A consistent motif of the book is the recurrent myth of “judicial supremacy” in constitutional interpretation — a view that most textbook accounts (and law school casebook accounts) wrongly ascribe to the framing generation and to Marbury v. Madison. The power of constitutional interpretation, we observe at various points in the book, is not exclusively vested in the courts, with all other branches and officers of government bound to accept, unthinkingly and reflexively, whatever the courts decide. Rather, the power of constitutional interpretation is a divided, shared power incident to the functions of each of the branches of the national government — and to instruments of state governments, and of juries, as well — with none of these actors literally bound by the views of any of the others. ...There is already a favorable review by one of the US Supreme Court justices.

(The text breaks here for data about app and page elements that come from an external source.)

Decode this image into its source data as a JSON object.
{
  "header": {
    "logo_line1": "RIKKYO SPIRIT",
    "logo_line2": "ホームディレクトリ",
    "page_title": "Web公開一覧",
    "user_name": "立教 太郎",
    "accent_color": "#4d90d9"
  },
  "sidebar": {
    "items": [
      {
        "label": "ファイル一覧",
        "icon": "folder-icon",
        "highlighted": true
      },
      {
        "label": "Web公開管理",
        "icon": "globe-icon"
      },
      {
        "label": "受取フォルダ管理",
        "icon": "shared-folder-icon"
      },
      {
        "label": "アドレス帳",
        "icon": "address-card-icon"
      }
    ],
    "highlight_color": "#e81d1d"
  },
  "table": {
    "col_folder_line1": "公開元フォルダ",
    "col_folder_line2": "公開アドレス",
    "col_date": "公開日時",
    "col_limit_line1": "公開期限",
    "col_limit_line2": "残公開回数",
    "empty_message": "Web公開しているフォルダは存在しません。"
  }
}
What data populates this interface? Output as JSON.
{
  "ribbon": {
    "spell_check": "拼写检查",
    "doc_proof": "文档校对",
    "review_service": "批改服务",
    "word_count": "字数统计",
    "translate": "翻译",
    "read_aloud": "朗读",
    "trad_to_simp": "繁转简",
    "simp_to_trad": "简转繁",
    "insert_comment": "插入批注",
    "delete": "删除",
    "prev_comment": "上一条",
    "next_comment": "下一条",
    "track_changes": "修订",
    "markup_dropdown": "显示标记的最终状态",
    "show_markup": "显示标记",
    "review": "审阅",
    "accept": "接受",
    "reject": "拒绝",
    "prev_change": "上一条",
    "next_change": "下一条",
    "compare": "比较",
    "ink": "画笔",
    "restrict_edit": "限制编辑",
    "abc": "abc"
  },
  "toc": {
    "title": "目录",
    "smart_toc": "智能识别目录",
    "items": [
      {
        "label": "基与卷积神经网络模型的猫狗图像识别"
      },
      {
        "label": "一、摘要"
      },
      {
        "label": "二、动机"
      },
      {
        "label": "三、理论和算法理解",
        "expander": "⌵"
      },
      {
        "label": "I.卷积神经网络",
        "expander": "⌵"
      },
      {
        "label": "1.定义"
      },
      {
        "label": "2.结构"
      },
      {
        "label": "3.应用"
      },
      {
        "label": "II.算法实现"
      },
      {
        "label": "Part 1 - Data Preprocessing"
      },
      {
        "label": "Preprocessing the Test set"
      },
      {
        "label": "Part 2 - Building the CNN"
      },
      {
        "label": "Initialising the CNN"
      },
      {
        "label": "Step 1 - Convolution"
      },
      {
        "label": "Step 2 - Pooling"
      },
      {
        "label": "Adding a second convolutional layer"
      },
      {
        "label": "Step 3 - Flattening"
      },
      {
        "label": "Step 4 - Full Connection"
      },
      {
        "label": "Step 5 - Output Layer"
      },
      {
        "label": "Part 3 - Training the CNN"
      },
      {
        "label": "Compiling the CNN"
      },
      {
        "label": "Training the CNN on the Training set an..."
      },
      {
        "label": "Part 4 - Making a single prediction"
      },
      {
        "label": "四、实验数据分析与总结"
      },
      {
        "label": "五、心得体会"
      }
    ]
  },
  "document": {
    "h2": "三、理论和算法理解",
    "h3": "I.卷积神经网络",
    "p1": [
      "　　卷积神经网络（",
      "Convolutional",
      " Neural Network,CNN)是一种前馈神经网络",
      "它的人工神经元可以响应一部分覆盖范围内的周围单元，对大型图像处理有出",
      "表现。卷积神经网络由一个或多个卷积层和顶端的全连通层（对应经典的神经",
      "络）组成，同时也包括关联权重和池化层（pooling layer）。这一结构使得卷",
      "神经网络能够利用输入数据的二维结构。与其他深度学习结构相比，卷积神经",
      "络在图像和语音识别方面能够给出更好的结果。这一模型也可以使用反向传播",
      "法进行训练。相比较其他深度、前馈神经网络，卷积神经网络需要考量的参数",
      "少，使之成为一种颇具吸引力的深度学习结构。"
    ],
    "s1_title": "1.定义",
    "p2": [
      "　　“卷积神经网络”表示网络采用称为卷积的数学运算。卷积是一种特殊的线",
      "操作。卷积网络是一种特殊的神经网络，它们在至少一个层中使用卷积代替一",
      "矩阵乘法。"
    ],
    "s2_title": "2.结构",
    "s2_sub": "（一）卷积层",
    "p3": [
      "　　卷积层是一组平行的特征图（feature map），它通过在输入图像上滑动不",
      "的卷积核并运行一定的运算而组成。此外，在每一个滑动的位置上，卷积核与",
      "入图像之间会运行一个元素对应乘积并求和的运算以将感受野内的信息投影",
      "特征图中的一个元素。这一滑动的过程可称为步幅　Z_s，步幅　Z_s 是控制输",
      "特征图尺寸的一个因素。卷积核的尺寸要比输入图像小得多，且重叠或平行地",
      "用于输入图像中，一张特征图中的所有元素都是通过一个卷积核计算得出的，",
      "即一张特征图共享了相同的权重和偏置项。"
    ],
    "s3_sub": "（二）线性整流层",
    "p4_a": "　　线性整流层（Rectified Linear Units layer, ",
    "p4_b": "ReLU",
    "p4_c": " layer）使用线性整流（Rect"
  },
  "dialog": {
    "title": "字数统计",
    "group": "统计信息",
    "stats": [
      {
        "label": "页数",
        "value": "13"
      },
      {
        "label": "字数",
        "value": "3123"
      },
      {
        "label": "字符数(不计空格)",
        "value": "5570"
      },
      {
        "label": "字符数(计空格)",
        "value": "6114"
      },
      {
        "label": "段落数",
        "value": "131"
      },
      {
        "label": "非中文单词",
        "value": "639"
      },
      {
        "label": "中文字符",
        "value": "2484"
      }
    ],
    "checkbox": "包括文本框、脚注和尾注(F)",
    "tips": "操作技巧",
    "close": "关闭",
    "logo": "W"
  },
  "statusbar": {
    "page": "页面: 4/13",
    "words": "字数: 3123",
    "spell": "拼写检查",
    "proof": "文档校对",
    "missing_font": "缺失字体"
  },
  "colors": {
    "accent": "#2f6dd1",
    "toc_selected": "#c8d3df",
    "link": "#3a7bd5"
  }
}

The courts have power to decide cases — and thus check Congress and the President — but little practical power to enforce their decisions, and none to command the other two branches. As Alexander Hamilton wrote in The Federalist No. 78, the judicial branch “may truly be said to have neither Force nor Will, but merely judgment; and must ultimately depend upon the aid of the executive arm even for the efficacy of its judgments.” Indeed, if the courts could command the other two branches, that would violate Madison’s (and Montesquieu’s) rule that the accumulation of all power in one set of hands is “the very definition of tyranny.”
Phyllis Schlafly wrote a 2006 book making the same points.